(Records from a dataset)
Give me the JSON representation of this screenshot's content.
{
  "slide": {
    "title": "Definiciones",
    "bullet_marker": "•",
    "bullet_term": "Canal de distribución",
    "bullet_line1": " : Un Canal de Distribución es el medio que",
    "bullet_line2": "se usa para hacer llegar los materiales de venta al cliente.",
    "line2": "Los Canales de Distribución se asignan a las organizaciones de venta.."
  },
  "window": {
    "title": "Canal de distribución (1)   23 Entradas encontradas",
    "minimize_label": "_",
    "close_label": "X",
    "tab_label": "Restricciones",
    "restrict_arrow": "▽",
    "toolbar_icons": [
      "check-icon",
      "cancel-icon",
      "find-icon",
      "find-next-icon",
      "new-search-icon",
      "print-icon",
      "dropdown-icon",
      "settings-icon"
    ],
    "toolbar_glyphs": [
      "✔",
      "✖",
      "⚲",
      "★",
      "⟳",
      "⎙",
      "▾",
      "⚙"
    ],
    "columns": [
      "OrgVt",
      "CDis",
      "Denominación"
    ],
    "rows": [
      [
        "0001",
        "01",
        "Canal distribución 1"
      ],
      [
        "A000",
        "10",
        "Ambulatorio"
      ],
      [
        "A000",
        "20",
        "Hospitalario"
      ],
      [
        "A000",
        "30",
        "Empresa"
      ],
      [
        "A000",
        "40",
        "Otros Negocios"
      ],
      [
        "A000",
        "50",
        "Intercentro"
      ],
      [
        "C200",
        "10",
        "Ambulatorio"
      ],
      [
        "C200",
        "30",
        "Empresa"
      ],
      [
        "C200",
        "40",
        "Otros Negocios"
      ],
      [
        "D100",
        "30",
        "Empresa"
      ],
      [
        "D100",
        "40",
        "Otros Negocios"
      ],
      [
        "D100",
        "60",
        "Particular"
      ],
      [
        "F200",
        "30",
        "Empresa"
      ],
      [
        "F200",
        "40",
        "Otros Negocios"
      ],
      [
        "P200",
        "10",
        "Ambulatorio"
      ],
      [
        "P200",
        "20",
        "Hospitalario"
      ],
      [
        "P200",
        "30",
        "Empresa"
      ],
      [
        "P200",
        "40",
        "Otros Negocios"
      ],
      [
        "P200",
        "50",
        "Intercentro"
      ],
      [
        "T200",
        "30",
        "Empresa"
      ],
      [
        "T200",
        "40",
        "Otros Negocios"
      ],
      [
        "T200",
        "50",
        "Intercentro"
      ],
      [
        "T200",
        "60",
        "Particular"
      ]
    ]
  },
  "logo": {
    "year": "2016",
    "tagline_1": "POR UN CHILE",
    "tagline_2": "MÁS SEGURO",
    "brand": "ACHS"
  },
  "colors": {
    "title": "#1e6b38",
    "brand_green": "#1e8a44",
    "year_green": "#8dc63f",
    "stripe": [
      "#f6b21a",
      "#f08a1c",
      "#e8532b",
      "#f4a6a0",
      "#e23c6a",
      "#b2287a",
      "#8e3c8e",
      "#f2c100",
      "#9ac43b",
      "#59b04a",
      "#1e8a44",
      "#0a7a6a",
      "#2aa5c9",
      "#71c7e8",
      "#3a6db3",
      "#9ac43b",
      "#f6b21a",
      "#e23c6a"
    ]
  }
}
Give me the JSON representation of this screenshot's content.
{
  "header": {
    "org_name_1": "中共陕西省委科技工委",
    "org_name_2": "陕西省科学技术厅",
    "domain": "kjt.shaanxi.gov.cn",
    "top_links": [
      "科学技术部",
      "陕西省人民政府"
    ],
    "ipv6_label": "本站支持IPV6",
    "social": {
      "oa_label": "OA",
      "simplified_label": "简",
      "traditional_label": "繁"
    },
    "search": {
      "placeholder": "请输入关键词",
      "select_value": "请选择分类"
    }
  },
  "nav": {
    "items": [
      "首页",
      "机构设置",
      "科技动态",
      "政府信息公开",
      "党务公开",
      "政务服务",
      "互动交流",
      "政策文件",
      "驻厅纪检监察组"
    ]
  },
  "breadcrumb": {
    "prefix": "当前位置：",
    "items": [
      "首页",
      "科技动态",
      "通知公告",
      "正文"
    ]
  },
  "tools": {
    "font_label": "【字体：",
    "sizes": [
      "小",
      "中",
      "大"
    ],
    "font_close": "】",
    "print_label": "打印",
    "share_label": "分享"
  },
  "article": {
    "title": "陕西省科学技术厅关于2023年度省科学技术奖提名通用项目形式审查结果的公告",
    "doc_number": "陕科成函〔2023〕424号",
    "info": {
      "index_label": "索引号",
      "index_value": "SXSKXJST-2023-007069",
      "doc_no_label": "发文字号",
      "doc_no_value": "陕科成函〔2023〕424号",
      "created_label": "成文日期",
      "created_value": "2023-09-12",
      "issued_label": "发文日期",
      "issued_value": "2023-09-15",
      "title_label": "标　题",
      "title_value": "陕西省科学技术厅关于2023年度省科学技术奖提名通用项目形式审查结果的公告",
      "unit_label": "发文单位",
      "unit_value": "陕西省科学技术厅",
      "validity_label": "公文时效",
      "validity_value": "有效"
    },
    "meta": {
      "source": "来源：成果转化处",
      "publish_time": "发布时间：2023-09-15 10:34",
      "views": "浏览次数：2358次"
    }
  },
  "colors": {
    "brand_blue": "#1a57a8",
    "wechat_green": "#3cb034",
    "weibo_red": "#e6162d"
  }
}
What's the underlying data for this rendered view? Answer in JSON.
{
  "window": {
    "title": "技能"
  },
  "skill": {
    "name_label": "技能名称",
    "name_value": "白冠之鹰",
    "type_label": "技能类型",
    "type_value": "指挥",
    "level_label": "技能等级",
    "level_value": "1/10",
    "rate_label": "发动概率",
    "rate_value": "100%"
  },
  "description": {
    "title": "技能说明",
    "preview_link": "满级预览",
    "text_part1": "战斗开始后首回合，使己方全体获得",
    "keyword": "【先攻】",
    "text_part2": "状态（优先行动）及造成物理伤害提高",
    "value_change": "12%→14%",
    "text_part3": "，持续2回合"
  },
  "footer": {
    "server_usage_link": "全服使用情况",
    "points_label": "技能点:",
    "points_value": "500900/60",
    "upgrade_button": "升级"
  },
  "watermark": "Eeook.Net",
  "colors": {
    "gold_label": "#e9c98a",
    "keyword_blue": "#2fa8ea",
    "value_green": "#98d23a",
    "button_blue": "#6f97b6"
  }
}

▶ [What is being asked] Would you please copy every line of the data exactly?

▶ [Result of this task]
Give me the JSON representation of this screenshot's content.
{
  "slide": {
    "title": "Definiciones",
    "bullet_marker": "•",
    "bullet_term": "Canal de distribución",
    "bullet_line1": " : Un Canal de Distribución es el medio que",
    "bullet_line2": "se usa para hacer llegar los materiales de venta al cliente.",
    "line2": "Los Canales de Distribución se asignan a las organizaciones de venta.."
  },
  "window": {
    "title": "Canal de distribución (1)   23 Entradas encontradas",
    "minimize_label": "_",
    "close_label": "X",
    "tab_label": "Restricciones",
    "restrict_arrow": "▽",
    "toolbar_icons": [
      "check-icon",
      "cancel-icon",
      "find-icon",
      "find-next-icon",
      "new-search-icon",
      "print-icon",
      "dropdown-icon",
      "settings-icon"
    ],
    "toolbar_glyphs": [
      "✔",
      "✖",
      "⚲",
      "★",
      "⟳",
      "⎙",
      "▾",
      "⚙"
    ],
    "columns": [
      "OrgVt",
      "CDis",
      "Denominación"
    ],
    "rows": [
      [
        "0001",
        "01",
        "Canal distribución 1"
      ],
      [
        "A000",
        "10",
        "Ambulatorio"
      ],
      [
        "A000",
        "20",
        "Hospitalario"
      ],
      [
        "A000",
        "30",
        "Empresa"
      ],
      [
        "A000",
        "40",
        "Otros Negocios"
      ],
      [
        "A000",
        "50",
        "Intercentro"
      ],
      [
        "C200",
        "10",
        "Ambulatorio"
      ],
      [
        "C200",
        "30",
        "Empresa"
      ],
      [
        "C200",
        "40",
        "Otros Negocios"
      ],
      [
        "D100",
        "30",
        "Empresa"
      ],
      [
        "D100",
        "40",
        "Otros Negocios"
      ],
      [
        "D100",
        "60",
        "Particular"
      ],
      [
        "F200",
        "30",
        "Empresa"
      ],
      [
        "F200",
        "40",
        "Otros Negocios"
      ],
      [
        "P200",
        "10",
        "Ambulatorio"
      ],
      [
        "P200",
        "20",
        "Hospitalario"
      ],
      [
        "P200",
        "30",
        "Empresa"
      ],
      [
        "P200",
        "40",
        "Otros Negocios"
      ],
      [
        "P200",
        "50",
        "Intercentro"
      ],
      [
        "T200",
        "30",
        "Empresa"
      ],
      [
        "T200",
        "40",
        "Otros Negocios"
      ],
      [
        "T200",
        "50",
        "Intercentro"
      ],
      [
        "T200",
        "60",
        "Particular"
      ]
    ]
  },
  "logo": {
    "year": "2016",
    "tagline_1": "POR UN CHILE",
    "tagline_2": "MÁS SEGURO",
    "brand": "ACHS"
  },
  "colors": {
    "title": "#1e6b38",
    "brand_green": "#1e8a44",
    "year_green": "#8dc63f",
    "stripe": [
      "#f6b21a",
      "#f08a1c",
      "#e8532b",
      "#f4a6a0",
      "#e23c6a",
      "#b2287a",
      "#8e3c8e",
      "#f2c100",
      "#9ac43b",
      "#59b04a",
      "#1e8a44",
      "#0a7a6a",
      "#2aa5c9",
      "#71c7e8",
      "#3a6db3",
      "#9ac43b",
      "#f6b21a",
      "#e23c6a"
    ]
  }
}
Give me the JSON representation of this screenshot's content.
{
  "header": {
    "org_name_1": "中共陕西省委科技工委",
    "org_name_2": "陕西省科学技术厅",
    "domain": "kjt.shaanxi.gov.cn",
    "top_links": [
      "科学技术部",
      "陕西省人民政府"
    ],
    "ipv6_label": "本站支持IPV6",
    "social": {
      "oa_label": "OA",
      "simplified_label": "简",
      "traditional_label": "繁"
    },
    "search": {
      "placeholder": "请输入关键词",
      "select_value": "请选择分类"
    }
  },
  "nav": {
    "items": [
      "首页",
      "机构设置",
      "科技动态",
      "政府信息公开",
      "党务公开",
      "政务服务",
      "互动交流",
      "政策文件",
      "驻厅纪检监察组"
    ]
  },
  "breadcrumb": {
    "prefix": "当前位置：",
    "items": [
      "首页",
      "科技动态",
      "通知公告",
      "正文"
    ]
  },
  "tools": {
    "font_label": "【字体：",
    "sizes": [
      "小",
      "中",
      "大"
    ],
    "font_close": "】",
    "print_label": "打印",
    "share_label": "分享"
  },
  "article": {
    "title": "陕西省科学技术厅关于2023年度省科学技术奖提名通用项目形式审查结果的公告",
    "doc_number": "陕科成函〔2023〕424号",
    "info": {
      "index_label": "索引号",
      "index_value": "SXSKXJST-2023-007069",
      "doc_no_label": "发文字号",
      "doc_no_value": "陕科成函〔2023〕424号",
      "created_label": "成文日期",
      "created_value": "2023-09-12",
      "issued_label": "发文日期",
      "issued_value": "2023-09-15",
      "title_label": "标　题",
      "title_value": "陕西省科学技术厅关于2023年度省科学技术奖提名通用项目形式审查结果的公告",
      "unit_label": "发文单位",
      "unit_value": "陕西省科学技术厅",
      "validity_label": "公文时效",
      "validity_value": "有效"
    },
    "meta": {
      "source": "来源：成果转化处",
      "publish_time": "发布时间：2023-09-15 10:34",
      "views": "浏览次数：2358次"
    }
  },
  "colors": {
    "brand_blue": "#1a57a8",
    "wechat_green": "#3cb034",
    "weibo_red": "#e6162d"
  }
}
What's the underlying data for this rendered view? Answer in JSON.
{
  "window": {
    "title": "技能"
  },
  "skill": {
    "name_label": "技能名称",
    "name_value": "白冠之鹰",
    "type_label": "技能类型",
    "type_value": "指挥",
    "level_label": "技能等级",
    "level_value": "1/10",
    "rate_label": "发动概率",
    "rate_value": "100%"
  },
  "description": {
    "title": "技能说明",
    "preview_link": "满级预览",
    "text_part1": "战斗开始后首回合，使己方全体获得",
    "keyword": "【先攻】",
    "text_part2": "状态（优先行动）及造成物理伤害提高",
    "value_change": "12%→14%",
    "text_part3": "，持续2回合"
  },
  "footer": {
    "server_usage_link": "全服使用情况",
    "points_label": "技能点:",
    "points_value": "500900/60",
    "upgrade_button": "升级"
  },
  "watermark": "Eeook.Net",
  "colors": {
    "gold_label": "#e9c98a",
    "keyword_blue": "#2fa8ea",
    "value_green": "#98d23a",
    "button_blue": "#6f97b6"
  }
}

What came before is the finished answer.